-- Exercise brief --
Copy every record exactly as it stands. Leave the pictures out.
** Opening Dataset records block **
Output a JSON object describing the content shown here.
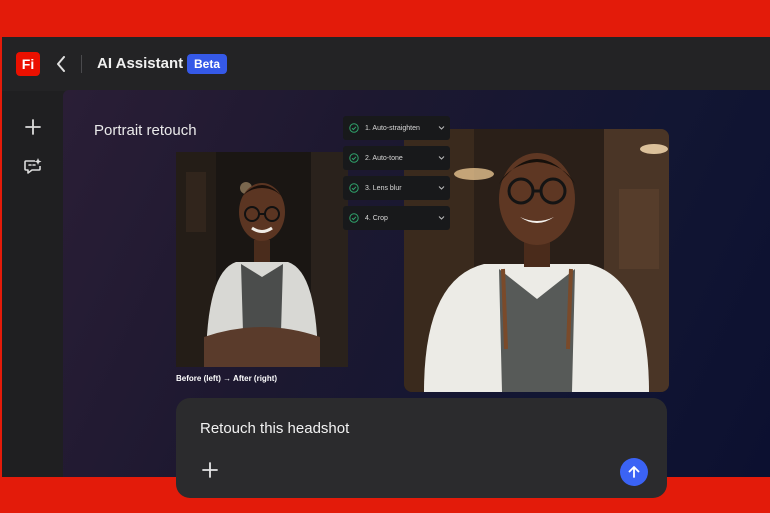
{
  "header": {
    "logo_text": "Fi",
    "title": "AI Assistant",
    "badge": "Beta"
  },
  "sidebar": {
    "items": [
      {
        "icon": "plus-icon"
      },
      {
        "icon": "chat-sparkle-icon"
      }
    ]
  },
  "main": {
    "section_title": "Portrait retouch",
    "caption": "Before (left) → After (right)",
    "steps": [
      {
        "label": "1. Auto-straighten"
      },
      {
        "label": "2. Auto-tone"
      },
      {
        "label": "3. Lens blur"
      },
      {
        "label": "4. Crop"
      }
    ]
  },
  "prompt": {
    "text": "Retouch this headshot"
  },
  "colors": {
    "brand": "#eb1000",
    "accent": "#3b63f5",
    "badge": "#3559e8"
  }
}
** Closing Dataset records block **
-- Output of the task --
Output a JSON object describing the content shown here.
{
  "header": {
    "logo_text": "Fi",
    "title": "AI Assistant",
    "badge": "Beta"
  },
  "sidebar": {
    "items": [
      {
        "icon": "plus-icon"
      },
      {
        "icon": "chat-sparkle-icon"
      }
    ]
  },
  "main": {
    "section_title": "Portrait retouch",
    "caption": "Before (left) → After (right)",
    "steps": [
      {
        "label": "1. Auto-straighten"
      },
      {
        "label": "2. Auto-tone"
      },
      {
        "label": "3. Lens blur"
      },
      {
        "label": "4. Crop"
      }
    ]
  },
  "prompt": {
    "text": "Retouch this headshot"
  },
  "colors": {
    "brand": "#eb1000",
    "accent": "#3b63f5",
    "badge": "#3559e8"
  }
}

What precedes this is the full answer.